By Hedy Weinberg
When the Arizona Legislature passed and Gov. Jan Brewer signed Arizona’s racial profiling law, core American values of fairness and equality were tossed out the window. Racial and ethnic minorities were told the constitutional guarantee ensuring equal treatment under the law no longer applied to them.
The new law gives police officers a mandate to harass racial and ethnic minorities, requiring police officers across Arizona to ask people for their “papers” based on an undefined “reasonable suspicion” that they are in this country unlawfully. By what criteria, however, will the police discern “reasonable suspicion?” By one’s attire, hair, accent, jewelry or, perhaps, skin color? In order to avoid arrest, citizens and non-citizens alike will be required to carry “papers” at all times. The law does nothing short of making all of its Latino residents, and other people presumed to be foreign, potential criminal suspects.

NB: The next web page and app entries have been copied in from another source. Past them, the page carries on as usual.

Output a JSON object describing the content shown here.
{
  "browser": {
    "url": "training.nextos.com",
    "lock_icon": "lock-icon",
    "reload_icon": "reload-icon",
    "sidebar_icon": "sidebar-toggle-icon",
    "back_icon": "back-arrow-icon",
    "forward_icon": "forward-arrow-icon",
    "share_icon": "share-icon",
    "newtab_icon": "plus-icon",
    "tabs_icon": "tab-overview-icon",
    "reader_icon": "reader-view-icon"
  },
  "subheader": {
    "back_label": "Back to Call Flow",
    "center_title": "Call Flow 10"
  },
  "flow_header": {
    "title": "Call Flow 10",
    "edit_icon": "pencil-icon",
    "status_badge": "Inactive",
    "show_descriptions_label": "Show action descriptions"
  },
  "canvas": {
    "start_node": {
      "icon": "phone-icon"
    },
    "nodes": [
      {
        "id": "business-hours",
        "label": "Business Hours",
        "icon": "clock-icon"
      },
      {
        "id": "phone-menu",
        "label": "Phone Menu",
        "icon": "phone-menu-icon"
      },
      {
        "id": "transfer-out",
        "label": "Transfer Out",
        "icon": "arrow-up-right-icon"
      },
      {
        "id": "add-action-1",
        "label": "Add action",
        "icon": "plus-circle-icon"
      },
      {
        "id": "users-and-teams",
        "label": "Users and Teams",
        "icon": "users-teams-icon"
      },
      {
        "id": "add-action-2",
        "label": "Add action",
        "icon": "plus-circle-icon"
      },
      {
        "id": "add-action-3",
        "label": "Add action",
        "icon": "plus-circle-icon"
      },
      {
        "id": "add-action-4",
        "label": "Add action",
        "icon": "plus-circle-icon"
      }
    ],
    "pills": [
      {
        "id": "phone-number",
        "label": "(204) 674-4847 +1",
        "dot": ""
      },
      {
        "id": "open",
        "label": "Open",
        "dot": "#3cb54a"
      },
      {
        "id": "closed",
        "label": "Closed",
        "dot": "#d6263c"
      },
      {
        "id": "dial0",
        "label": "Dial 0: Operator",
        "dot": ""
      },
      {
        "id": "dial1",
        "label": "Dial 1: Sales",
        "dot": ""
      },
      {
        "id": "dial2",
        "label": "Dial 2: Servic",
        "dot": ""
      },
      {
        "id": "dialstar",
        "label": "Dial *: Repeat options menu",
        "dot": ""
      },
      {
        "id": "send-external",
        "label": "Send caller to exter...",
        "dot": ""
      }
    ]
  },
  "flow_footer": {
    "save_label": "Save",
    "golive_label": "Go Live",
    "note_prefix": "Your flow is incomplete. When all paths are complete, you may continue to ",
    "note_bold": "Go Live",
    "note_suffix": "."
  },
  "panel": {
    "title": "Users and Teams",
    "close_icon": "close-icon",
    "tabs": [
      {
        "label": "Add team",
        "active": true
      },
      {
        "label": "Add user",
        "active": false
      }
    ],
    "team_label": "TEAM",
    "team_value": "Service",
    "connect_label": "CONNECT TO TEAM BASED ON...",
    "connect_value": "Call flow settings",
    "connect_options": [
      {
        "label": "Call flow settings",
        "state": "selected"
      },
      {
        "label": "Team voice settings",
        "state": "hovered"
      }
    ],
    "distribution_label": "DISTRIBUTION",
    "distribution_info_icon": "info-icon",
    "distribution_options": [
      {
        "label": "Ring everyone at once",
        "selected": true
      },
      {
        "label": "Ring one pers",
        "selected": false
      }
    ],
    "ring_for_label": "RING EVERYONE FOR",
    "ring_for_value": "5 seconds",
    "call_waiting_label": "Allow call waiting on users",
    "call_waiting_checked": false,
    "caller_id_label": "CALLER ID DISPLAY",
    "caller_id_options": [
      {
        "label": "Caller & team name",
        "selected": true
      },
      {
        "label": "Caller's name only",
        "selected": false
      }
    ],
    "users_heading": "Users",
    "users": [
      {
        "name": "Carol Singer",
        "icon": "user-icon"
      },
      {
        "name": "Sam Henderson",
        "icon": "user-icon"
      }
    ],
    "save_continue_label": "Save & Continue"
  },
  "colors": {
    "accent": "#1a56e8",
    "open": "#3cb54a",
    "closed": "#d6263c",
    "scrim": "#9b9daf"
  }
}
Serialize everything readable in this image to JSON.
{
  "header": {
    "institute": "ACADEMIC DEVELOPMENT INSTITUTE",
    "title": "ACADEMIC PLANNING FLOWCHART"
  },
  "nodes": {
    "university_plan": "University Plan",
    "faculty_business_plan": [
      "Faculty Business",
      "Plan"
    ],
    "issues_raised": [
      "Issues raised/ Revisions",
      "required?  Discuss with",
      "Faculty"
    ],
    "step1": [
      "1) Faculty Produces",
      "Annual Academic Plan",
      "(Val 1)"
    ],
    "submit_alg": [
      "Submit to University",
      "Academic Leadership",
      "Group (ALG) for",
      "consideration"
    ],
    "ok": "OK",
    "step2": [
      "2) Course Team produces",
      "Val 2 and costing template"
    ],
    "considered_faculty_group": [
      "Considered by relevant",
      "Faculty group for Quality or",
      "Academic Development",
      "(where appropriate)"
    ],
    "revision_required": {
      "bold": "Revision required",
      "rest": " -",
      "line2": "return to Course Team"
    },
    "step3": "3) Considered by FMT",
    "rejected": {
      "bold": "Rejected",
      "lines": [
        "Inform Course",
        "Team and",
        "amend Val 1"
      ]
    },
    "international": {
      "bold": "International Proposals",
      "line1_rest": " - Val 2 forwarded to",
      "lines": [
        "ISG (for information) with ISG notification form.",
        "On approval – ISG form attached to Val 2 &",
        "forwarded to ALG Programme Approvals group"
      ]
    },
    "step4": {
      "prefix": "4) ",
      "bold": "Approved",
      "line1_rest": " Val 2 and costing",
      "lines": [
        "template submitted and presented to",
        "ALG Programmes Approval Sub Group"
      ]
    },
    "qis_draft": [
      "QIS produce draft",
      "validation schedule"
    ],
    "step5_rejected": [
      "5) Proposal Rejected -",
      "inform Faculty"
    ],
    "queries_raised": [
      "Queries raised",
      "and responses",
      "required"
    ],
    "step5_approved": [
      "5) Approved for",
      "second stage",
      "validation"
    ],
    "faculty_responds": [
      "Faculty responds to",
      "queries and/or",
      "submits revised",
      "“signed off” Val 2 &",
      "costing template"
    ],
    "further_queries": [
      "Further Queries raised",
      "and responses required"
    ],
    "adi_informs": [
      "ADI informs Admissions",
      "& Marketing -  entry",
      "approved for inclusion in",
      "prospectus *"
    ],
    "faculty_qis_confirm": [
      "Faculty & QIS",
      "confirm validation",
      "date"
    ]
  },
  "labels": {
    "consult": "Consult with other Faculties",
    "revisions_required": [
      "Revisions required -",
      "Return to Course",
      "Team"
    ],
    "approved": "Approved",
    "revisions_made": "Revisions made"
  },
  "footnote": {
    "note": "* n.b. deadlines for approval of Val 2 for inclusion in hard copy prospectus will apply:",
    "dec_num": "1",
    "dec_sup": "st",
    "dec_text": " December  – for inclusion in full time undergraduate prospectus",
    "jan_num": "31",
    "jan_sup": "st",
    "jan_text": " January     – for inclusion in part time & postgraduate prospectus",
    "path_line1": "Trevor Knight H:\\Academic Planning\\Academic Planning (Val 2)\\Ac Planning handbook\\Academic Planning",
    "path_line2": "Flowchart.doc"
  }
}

Do we want a government that empowers its police to demand the papers of racial and ethnic minorities? It is difficult to imagine how police will determine “reasonable suspicion” without profiling. Empty language inserted in the law, supposedly to prevent profiling, is meaningless. It won’t prevent police, who are required to stop “suspicious” people, from basing their suspicions on race and the way people look.
Who is likely to be stopped and asked for their “papers?” The veteran just back from Afghanistan, the pregnant mother driving back from the grocery store, the grandmother picking her grandchildren up from school, the maintenance technician leaving work at the end of the day. These women and men — our family, our friends and our neighbors — will be stopped and questioned because of the color of their skin. Arizona’s new law contradicts the policies of most professional law enforcement associations that have adopted anti-racial profiling policies. These groups agree racial profiling is an ineffective law enforcement tool.
The new law also undermines public safety by diverting scarce security resources toward false threats and eroding trust between law enforcement and community members. Even the Arizona Association of Chiefs of Police opposes the law because it diverts limited resources from law enforcement’s primary responsibility of providing protection and promoting public safety in the community. In communities already fearful and distrustful of law enforcement, the new law will make witnesses and victims of crime reluctant to come forward and work with police.
In Tennessee and across the country, ACLU continues to fight abusive law enforcement that disproportionately targets people of color. ACLU-TN’s “Campaign Against Racial Profiling” includes organizing and education activities to increase public awareness; legislative lobbying to pass traffic-stop data collection laws and adopt anti-racial profiling policies; and litigation. Based on our campaign experiences, this new law will only exacerbate the rampant racial profiling of Latinos and others that is already taking place in Arizona and elsewhere.
Fifty-six years ago, U.S. Supreme Court Justice William O. Douglas wrote, “Our Constitution and Bill of Rights were, indeed, written to accommodate each and every minority, regardless of color, nationality or creed. That is our democratic faith. Out of that can come a unity the world has never witnessed. The need these days is to practice and preach that democratic faith.”
In Tennessee, we need “to practice and preach that democratic faith” and make sure that our state does not follow Arizona’s shameful lead.
Hedy Weinberg is executive director of the American Civil Liberties Union-Tennessee.
This op-ed appeared in The Tennessean on May 2, 2010.